‘Clear’ came off to me as the most bleak the series has offered up so far, possibly because we’ve gotten a rare glimpse of the destroyed world outside the immediate locales populated by our protagonists.
I think it says something that there’s some real talent at work on this show when the simple opening shot of a desperate, handmade roadside note packs more of an emotional wallop than even the most elaborate post-apocalyptic set dressing and piles of corpses.
Sometimes less really is more.
Morgan’s reintroduction as a lone, almost feral (yet highly cunning) survivor, living in an environment where his unhinged mental state is writ large — literally scrawled — on the walls was a great touch.
Fans of the comic knew of his son Duane’s eventual fate, although the show adds the twist that his mother, the love of Morgan’s life that he couldn’t bring himself to put out of her misery, was the culprit.
(Minus points, though, for not actually showing us this sequence, which granted, goes against the overall ‘no flashback’ aesthetic, but would’ve really brought the series opening full circle.)
Kudos, though, for FINALLY giving Danai Gurira something to do that doesn’t involve silent glaring. Granted, she’s really good at it, but it’s great to see Michonne open up and be human. She’s arguably the most popular character in the comic and the show’s incarnation of the character looks to follow suit (although Daryl does offer some stiff competition on the boob tube).
Lennie’s one-on-one exchanges with Andrew Lincoln were really the show stealer, though, as far as I’m concerned. Amazing, scene-chewing intensity and one of the highlights of this season so far.
Carl’s determination to hold on to some vestige of his past, to give his infant sister a chance to see her mother, was a nice touch . . . and I’m even going to overlook how there was an otherwise intact diner full of walkers who probably didn’t just wander aimlessly in.
Was the blue plate special that day at King’s Country salmonella with a nice side of cyanide? Looks like those people died pretty peacefully inside. I can’t imagine going quietly and respectfully into that good night in a backwoods greasy spoon.
My only issue with this episode was with the desperate hitchhiker that Rick & co. so callously ignored — twice — leading to his demise as literal roadkill, and then to add insult to injury, they stopped in the closing moments of the episode to loot his gore-stained backpack after more or less being accomplices to his death by their inaction.
It’s not a moral objection: I can’t say I blame Rick for not wanting anything to do with a random stranger wandering the highway on his own, not with so much on the line with the resupply mission and having his son with him.
And I get the idea was to show how far the formerly compassionate, kind-hearted sheriff has come.
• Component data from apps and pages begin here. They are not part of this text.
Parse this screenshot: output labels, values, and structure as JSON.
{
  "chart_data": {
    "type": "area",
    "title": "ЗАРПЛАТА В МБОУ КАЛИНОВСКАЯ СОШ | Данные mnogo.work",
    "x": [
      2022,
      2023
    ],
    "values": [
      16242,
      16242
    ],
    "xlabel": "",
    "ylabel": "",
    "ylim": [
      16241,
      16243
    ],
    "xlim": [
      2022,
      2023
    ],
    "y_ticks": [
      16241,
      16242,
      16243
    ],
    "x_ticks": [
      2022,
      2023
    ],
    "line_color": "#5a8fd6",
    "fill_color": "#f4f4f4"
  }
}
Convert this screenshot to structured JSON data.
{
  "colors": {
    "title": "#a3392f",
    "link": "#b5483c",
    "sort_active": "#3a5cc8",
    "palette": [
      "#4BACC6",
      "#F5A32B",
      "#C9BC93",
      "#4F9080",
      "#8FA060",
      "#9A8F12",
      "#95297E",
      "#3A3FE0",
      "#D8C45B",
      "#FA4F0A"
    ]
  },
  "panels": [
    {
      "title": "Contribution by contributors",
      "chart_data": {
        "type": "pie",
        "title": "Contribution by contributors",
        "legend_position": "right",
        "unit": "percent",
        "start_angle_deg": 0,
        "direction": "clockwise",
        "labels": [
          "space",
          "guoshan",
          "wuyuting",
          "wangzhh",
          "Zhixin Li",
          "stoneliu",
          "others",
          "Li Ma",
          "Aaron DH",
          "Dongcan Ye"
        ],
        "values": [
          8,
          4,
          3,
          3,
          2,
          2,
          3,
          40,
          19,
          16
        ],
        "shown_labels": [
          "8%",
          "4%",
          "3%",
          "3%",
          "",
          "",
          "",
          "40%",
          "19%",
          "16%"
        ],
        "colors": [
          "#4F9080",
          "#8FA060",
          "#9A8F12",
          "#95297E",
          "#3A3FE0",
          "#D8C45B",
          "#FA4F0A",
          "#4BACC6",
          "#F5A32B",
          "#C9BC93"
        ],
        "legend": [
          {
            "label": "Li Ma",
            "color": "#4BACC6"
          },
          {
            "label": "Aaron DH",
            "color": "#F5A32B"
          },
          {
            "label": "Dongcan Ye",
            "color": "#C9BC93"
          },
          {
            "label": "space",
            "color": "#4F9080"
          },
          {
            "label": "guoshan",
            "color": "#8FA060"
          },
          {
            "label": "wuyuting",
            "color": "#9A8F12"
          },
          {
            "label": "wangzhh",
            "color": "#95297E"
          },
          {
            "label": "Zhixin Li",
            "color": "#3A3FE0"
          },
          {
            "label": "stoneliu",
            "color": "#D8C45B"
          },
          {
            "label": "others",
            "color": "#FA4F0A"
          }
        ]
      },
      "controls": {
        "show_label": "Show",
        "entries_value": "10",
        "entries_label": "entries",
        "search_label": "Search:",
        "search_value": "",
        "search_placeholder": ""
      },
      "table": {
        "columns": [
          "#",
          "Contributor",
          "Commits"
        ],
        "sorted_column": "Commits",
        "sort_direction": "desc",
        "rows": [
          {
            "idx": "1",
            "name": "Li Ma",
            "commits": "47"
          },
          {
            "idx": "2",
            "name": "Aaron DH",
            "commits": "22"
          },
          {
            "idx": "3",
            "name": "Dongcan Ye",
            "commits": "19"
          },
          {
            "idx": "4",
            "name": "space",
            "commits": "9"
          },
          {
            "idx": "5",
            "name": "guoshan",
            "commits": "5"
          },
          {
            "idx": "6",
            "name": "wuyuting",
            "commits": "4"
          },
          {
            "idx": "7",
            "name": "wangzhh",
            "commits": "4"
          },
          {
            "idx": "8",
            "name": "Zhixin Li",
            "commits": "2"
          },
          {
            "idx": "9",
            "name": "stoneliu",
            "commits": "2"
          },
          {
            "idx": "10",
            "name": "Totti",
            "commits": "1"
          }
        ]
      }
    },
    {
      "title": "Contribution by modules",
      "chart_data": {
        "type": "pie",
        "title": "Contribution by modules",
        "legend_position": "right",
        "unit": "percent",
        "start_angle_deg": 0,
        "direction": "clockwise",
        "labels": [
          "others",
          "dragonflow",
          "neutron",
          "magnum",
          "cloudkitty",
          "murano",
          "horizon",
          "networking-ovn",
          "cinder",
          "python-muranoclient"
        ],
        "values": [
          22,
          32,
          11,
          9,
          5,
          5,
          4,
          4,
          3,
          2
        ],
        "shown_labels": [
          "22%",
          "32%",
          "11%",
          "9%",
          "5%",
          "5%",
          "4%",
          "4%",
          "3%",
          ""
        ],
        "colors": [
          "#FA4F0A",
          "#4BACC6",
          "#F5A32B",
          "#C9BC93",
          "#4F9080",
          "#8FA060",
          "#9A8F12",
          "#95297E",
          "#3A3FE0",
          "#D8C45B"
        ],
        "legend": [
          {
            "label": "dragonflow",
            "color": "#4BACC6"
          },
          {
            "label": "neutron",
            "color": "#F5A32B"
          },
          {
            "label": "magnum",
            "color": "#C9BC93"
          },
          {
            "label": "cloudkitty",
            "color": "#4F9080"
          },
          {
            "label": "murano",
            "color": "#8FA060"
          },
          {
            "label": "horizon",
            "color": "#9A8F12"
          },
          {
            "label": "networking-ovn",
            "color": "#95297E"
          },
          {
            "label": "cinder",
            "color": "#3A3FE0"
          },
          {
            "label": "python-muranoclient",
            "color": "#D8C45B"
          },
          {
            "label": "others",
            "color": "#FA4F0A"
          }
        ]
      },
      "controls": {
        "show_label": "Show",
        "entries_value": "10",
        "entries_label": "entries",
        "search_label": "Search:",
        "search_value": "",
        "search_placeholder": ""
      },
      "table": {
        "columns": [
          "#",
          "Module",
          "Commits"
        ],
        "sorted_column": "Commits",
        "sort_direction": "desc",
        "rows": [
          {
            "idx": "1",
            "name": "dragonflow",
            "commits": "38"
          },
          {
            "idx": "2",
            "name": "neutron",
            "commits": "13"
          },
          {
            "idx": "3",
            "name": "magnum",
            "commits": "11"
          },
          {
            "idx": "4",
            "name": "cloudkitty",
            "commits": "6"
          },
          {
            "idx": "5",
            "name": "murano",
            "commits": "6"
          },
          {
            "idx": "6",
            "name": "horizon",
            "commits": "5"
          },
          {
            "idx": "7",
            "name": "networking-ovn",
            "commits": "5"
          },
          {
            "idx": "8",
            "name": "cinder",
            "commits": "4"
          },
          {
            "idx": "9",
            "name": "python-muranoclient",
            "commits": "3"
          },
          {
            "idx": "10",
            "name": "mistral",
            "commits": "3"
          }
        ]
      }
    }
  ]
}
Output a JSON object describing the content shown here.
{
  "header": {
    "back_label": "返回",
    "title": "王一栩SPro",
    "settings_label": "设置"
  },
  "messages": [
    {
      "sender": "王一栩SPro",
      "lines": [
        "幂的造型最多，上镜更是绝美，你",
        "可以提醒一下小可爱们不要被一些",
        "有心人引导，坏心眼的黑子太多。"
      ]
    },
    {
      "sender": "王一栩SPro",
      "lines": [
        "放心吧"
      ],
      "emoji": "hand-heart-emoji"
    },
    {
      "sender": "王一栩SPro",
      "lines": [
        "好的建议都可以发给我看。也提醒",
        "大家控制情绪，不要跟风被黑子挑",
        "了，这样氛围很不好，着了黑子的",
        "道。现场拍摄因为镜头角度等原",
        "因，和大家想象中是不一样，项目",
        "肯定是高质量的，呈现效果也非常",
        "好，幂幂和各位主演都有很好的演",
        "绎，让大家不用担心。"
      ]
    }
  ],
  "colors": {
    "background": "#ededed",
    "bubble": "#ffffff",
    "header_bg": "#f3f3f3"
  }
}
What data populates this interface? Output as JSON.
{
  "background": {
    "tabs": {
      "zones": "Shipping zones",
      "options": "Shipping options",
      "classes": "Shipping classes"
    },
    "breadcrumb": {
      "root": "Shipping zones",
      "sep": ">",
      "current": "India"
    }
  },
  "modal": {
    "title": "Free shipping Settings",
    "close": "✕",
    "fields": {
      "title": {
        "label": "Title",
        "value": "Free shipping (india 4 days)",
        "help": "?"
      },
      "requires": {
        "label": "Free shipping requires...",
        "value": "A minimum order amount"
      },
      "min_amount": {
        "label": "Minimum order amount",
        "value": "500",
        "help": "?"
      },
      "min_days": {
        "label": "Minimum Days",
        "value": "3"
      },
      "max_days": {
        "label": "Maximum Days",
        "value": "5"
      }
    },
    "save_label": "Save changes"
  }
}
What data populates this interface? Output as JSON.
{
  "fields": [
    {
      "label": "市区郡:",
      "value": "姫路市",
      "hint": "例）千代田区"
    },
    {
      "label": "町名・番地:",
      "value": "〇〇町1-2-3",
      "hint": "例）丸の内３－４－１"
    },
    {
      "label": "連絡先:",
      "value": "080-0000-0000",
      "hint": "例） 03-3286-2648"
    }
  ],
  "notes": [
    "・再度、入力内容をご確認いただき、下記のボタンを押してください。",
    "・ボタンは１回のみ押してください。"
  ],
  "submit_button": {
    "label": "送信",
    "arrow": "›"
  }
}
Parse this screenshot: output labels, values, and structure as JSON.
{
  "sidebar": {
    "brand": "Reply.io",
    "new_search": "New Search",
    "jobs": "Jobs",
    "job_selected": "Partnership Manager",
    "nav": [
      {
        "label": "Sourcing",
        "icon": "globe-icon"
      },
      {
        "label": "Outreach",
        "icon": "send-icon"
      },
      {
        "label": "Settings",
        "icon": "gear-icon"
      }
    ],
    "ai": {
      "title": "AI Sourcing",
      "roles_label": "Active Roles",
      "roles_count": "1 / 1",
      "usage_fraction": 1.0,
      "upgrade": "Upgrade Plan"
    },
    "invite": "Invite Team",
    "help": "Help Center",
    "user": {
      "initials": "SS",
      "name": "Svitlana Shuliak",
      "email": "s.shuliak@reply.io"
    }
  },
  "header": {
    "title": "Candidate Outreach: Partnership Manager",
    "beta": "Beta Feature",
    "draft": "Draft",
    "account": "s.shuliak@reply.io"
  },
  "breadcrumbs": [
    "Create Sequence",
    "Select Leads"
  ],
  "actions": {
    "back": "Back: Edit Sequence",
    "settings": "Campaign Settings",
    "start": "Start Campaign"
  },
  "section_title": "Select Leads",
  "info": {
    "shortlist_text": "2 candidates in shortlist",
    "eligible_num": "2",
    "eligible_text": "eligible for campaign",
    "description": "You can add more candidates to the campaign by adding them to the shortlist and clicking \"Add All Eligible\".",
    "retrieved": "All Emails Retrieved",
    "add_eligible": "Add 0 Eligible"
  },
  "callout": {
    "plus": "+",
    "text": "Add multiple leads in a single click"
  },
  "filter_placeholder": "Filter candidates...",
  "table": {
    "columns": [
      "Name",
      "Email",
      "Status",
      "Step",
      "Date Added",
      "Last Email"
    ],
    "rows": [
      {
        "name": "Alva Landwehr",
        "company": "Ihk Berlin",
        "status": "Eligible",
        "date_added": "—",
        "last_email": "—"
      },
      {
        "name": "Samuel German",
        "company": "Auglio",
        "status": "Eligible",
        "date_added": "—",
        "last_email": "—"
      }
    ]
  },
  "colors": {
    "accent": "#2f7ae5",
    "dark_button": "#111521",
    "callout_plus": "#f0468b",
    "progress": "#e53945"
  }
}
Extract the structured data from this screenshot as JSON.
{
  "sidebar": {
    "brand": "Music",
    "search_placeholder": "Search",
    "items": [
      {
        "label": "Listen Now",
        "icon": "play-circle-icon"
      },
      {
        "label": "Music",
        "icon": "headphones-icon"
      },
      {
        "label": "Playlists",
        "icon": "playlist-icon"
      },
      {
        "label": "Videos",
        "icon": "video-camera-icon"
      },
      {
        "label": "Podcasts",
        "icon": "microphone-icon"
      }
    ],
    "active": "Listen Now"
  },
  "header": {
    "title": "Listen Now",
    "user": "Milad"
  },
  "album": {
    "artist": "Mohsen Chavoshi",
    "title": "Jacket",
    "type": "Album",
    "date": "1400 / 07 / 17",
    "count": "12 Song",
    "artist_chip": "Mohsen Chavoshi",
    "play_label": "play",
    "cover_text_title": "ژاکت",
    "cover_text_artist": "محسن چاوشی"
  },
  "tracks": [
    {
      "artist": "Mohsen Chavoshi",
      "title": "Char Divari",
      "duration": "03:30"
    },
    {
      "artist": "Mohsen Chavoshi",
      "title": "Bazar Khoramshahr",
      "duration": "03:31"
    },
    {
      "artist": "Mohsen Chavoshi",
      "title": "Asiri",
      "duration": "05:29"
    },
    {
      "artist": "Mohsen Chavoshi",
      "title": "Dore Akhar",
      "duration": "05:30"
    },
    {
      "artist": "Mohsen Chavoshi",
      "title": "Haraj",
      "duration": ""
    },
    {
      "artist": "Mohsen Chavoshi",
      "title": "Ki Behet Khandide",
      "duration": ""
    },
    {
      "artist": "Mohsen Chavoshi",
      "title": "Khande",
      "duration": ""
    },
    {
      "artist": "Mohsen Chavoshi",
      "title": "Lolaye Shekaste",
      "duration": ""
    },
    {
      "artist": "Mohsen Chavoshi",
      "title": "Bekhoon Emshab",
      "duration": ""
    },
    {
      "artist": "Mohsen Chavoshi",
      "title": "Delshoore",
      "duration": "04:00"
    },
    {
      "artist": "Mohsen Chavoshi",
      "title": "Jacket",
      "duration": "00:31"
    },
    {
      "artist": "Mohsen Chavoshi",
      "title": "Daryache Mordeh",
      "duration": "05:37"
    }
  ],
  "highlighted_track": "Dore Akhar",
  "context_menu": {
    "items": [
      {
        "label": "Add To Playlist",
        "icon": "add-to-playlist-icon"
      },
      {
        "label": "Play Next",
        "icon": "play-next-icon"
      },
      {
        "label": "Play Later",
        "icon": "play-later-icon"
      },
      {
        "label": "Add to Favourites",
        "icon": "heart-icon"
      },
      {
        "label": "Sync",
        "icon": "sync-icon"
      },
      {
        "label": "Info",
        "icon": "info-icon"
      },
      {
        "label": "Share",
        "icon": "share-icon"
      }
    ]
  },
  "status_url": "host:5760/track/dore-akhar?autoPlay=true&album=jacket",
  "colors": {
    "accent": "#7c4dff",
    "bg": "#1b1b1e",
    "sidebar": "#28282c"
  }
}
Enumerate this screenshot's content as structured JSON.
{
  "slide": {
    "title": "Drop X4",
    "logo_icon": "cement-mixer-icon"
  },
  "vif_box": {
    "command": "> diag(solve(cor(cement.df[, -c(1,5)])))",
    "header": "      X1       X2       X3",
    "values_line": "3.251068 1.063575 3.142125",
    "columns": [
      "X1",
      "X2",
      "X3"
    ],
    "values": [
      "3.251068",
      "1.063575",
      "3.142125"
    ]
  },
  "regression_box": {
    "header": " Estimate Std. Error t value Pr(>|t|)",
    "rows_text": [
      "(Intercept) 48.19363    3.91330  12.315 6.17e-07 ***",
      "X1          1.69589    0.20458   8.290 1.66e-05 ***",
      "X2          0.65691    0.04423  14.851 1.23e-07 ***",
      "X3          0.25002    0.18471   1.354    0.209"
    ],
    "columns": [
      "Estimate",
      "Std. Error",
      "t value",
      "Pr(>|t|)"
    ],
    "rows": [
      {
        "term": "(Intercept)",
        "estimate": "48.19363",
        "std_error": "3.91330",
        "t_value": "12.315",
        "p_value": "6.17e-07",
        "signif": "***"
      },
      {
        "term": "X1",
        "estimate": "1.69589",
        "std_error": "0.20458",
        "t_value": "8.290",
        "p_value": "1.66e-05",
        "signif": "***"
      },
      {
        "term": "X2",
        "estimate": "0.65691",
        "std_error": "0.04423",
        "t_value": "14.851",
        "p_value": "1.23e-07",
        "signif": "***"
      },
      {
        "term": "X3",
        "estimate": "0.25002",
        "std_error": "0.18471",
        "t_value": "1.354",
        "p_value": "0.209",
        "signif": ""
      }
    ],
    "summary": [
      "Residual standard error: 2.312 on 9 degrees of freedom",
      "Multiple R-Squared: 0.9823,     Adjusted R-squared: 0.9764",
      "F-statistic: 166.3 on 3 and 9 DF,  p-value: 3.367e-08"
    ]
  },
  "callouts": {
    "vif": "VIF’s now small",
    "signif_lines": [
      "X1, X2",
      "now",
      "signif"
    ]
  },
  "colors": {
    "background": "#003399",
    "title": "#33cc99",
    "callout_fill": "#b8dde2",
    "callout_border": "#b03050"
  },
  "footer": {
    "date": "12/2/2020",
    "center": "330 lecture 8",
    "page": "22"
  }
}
I think the problem is there may come a point where our protagonists stoop a little too low, and it may affect audience morale. The logic is that yes, this world is only going to become worse and worse as time grinds on, and that even those with big hearts will have to make them calloused in order to survive.
There may be a point, though, where some of the audience — particularly the non-comics fans who haven’t seen but a fraction of the bleakness of the world of the franchise’s printed page on their TV screens — start to doubt what they’ve bought into, when the heroes largely cease to be heroic, and I’m wondering what the breaking point of a more mainstream audience is going to be.
That’s going to be an exceedingly fine line for the writers and producers to toe as the series progresses. Having some very obvious ‘bad guys’ in the form of the Governor and his Woodbury cronies will help draw some attention away from unheroics, at least as Season 3 draws to a close, but that last scene of ‘Clear’, as powerful and unsettling as it was, might start to be a backpack too far for some.